What does it mean to be certified?

Doctors that are board-certified have finished their education and training, and have passed tests given by a certifying board. Doctors take these exams in a specialty in which they have received advanced training.

They’re also required by most specialty boards to continue learning throughout their careers. They need this education to become re-certified or to maintain their certification.

Who certifies my doctor?

Depending on what type of care provider you see, your doctor may be certified by a different group or board. Here’s a list of groups that generally certify your care providers:


What does it mean to be accredited?

If a facility is accredited, it means its services have met nationally recognized standards for delivering quality care.

HealthPartners accreditation is reviewed every three years. Quality improvement staff review any issues regarding the hospital’s quality of service and take action as needed.

Who decides if a facility is accredited?

There are many different agencies that determine health care accreditation.
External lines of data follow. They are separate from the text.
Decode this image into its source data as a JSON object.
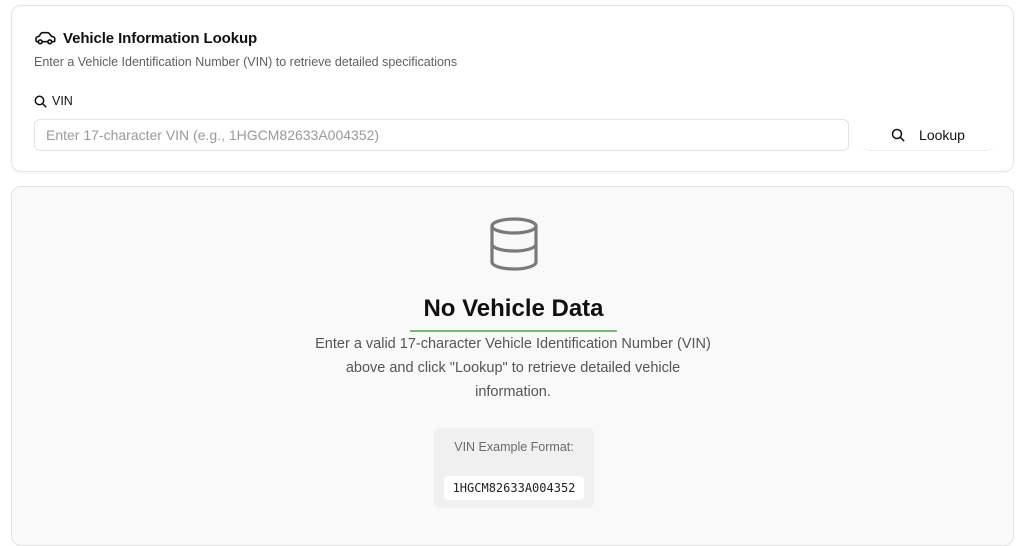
{
  "header": {
    "title": "Vehicle Information Lookup",
    "subtitle": "Enter a Vehicle Identification Number (VIN) to retrieve detailed specifications",
    "icon": "car-icon"
  },
  "form": {
    "vin_label": "VIN",
    "vin_label_icon": "search-icon",
    "vin_placeholder": "Enter 17-character VIN (e.g., 1HGCM82633A004352)",
    "vin_value": "",
    "lookup_button_label": "Lookup",
    "lookup_button_icon": "search-icon"
  },
  "empty_state": {
    "icon": "database-icon",
    "title": "No Vehicle Data",
    "description": "Enter a valid 17-character Vehicle Identification Number (VIN) above and click \"Lookup\" to retrieve detailed vehicle information.",
    "example_label": "VIN Example Format:",
    "example_code": "1HGCM82633A004352"
  },
  "colors": {
    "accent_underline": "#4caf50",
    "panel_background": "#f9f9f9",
    "border": "#e4e4e4"
  }
}
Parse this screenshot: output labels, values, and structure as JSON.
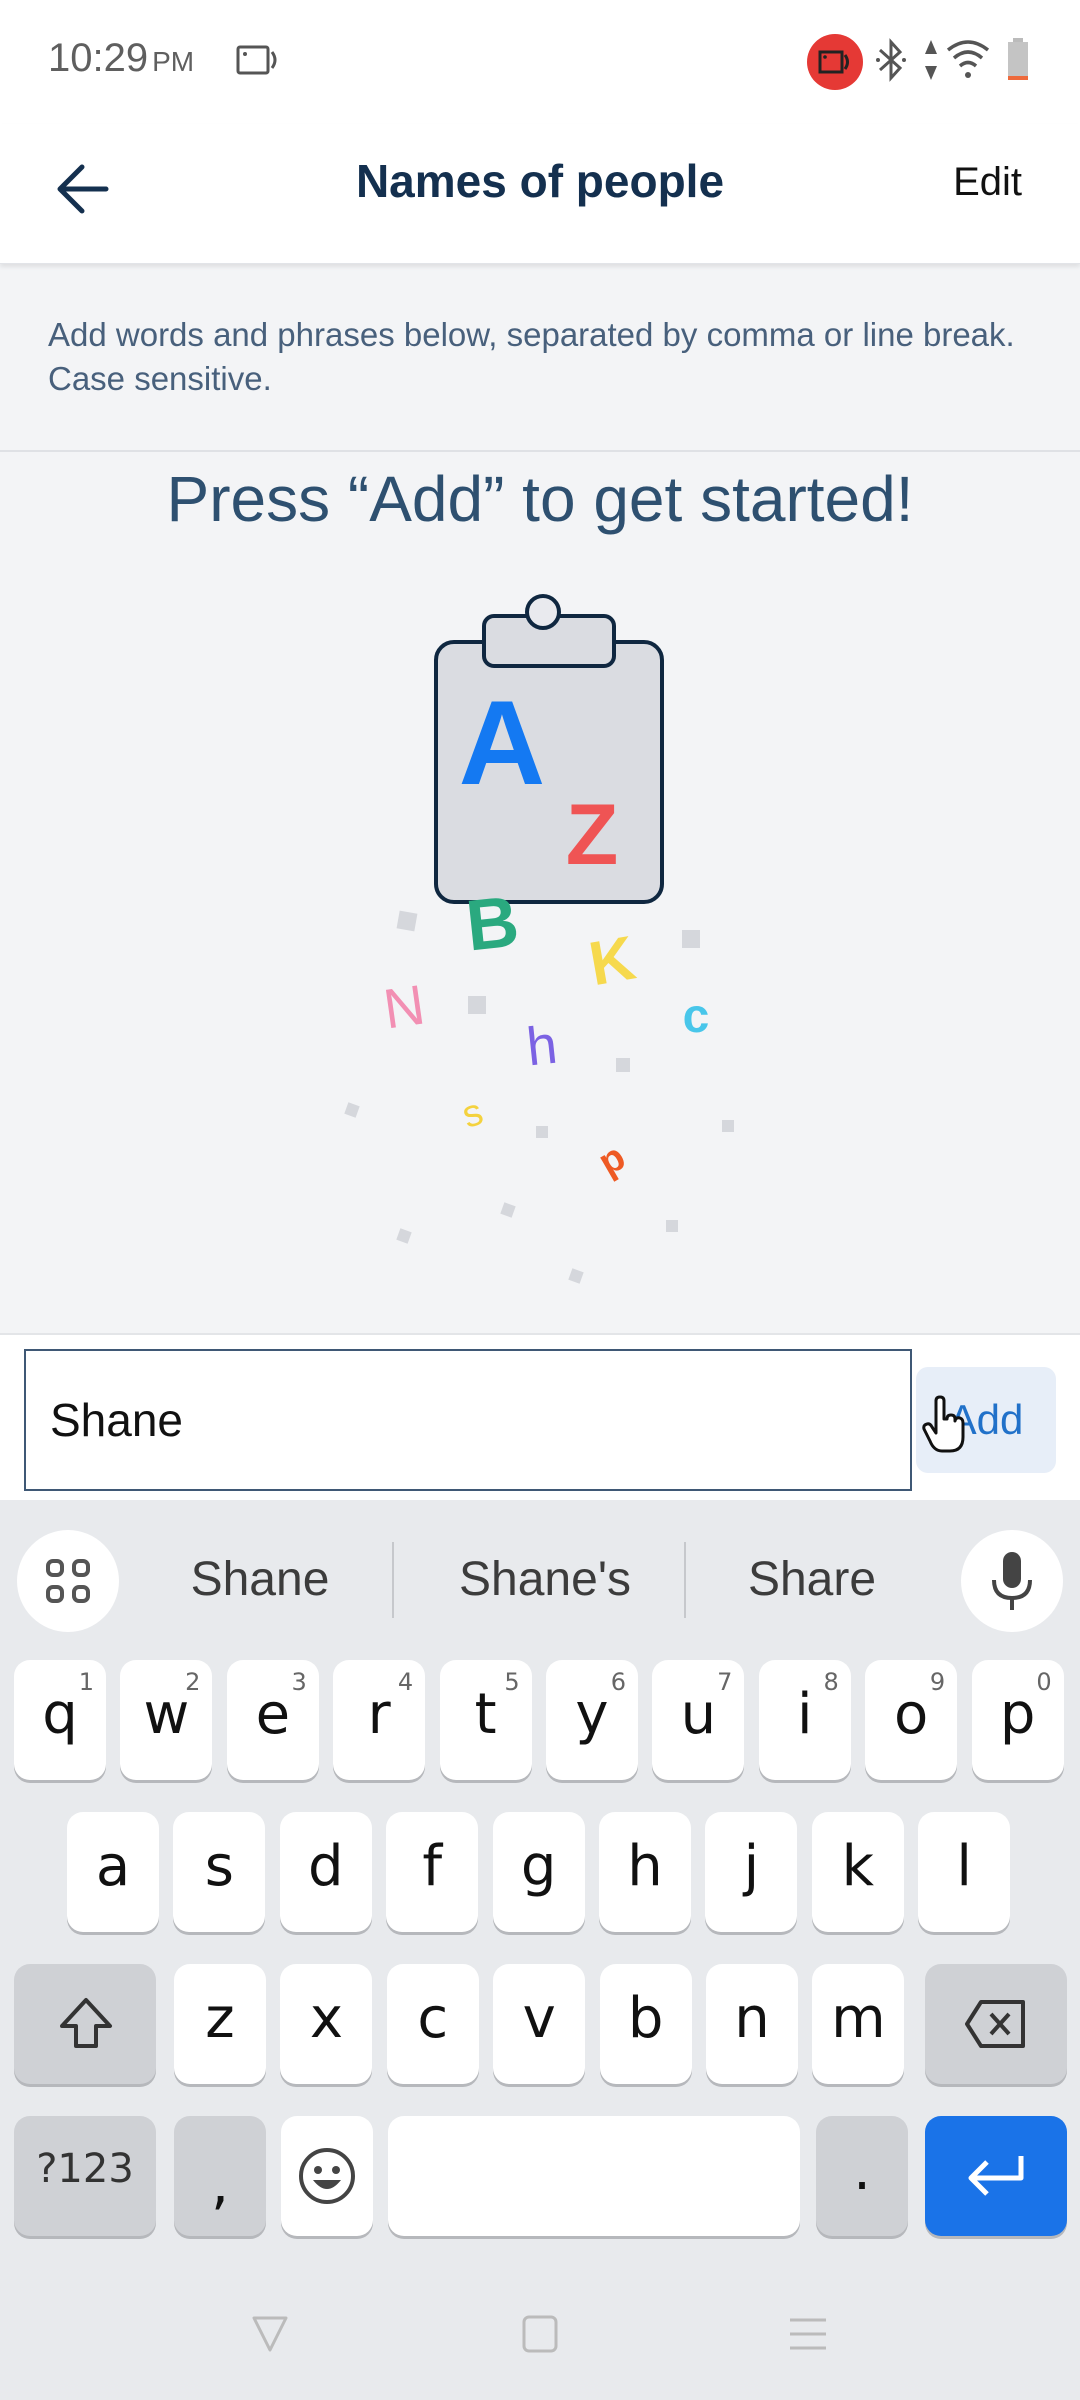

For hospitals the most common agency is the Joint Commission of Healthcare Organizations (Joint Commission).

AAAASF American Association for Accreditation of Ambulatory Surgery Facilities
AAAHC Accreditation Association for Ambulatory Health Care, Inc.
ACHC Accreditation Commission for Health Care
AOA American Osteopathic Association
ACR American College of Radiology
CABC Commission for the Accreditation of Birth Centers
CARF Commission on Accreditation of Rehabilitation Facilities
CARF-CCAC Continuing Care Accreditation Program
CHAP Community Health Accreditation Partner
COA Council on Accreditation
DNVGL DNV GL Healthcare USA, Inc.
HFAP HealthCare Facilities Accreditation Program
IAC Intersocietal Accreditation Commission
Joint Commission The Joint Commission